I know tons of horses that are afraid of donkeys or mules. The "bray" sets them off, and if they are on a trail ride with these strange looking horses, they remain frightened constantly, and you'd better be prepared if one happens to bray at any point in the ride.
You missed mud. I know a horse who is still learning how to handle his long legs (he’s 17hh and 10. Late bloomer.) and mud freaks him out bc he knows his legs will slip out from under him. We’ve gotten to the point where he trusts me not to let him die in the evil mud though. And I can trust him not to freak out if I slip and need his help.
I thought this article was entertaining, but I don't agree with the chickens. Maybe this is unique, but my horse hangs out work my chickens and stands next to their coop during the night.
Some horses that I am working with, plus mine got really spooked (and still are) when a wounded horse ( he got his leg caught in a wild pig snare trap) was brought in. I must admit that the hurt horse looked pretty bad. we had to cut off his mane, the hair on his tail were gone and he was limping pretty bad. Anyway, to cut a long story short, since then, the other horses, are spooked to the point of not wanting to go back to the stables and are even very reluctant in going to the exercise pen. I just wanted to know why a wounded horse would have this much effect on them and what to do, to bring them back to normal again
Horses can get used to anything, but the first time they see it, oh my.
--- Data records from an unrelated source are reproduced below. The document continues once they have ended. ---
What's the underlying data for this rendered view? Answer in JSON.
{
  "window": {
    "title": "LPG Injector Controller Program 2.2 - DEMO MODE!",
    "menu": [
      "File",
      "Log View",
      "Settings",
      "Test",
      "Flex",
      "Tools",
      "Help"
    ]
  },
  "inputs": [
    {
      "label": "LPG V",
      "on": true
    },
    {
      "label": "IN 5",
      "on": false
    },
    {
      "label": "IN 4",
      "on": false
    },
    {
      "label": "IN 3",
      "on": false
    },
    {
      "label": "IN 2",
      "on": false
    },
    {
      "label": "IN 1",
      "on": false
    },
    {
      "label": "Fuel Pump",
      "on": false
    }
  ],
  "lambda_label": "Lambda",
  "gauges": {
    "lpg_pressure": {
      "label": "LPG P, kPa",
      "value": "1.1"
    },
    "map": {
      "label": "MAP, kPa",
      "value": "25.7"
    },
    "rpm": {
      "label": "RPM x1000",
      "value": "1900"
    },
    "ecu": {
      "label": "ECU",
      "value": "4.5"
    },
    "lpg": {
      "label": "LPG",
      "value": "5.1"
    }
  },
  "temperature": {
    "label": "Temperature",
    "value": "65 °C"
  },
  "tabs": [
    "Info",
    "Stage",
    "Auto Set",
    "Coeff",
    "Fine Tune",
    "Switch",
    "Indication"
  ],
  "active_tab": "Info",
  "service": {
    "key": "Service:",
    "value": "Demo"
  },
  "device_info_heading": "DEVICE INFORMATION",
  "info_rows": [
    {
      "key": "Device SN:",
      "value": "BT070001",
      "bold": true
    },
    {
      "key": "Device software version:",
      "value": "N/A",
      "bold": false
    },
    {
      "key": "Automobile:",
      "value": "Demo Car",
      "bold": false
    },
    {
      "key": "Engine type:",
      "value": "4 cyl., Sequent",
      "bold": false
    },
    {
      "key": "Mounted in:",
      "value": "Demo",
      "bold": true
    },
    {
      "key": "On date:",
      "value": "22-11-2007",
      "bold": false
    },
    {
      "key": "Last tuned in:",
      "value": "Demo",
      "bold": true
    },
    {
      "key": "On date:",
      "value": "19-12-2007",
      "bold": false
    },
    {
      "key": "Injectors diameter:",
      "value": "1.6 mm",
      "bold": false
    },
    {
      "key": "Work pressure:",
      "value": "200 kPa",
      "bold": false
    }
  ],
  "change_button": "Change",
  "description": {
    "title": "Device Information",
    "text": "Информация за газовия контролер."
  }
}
You should see horses the first time they see a camel, or, God forbid, an elephant.
A friend of mine had a Morgan gelding who loved chickens. Loved to squish chickens. Loved to leap in the air and come down with all four feet on a chicken. He was so bummed when they ran out of chickens for him to squish.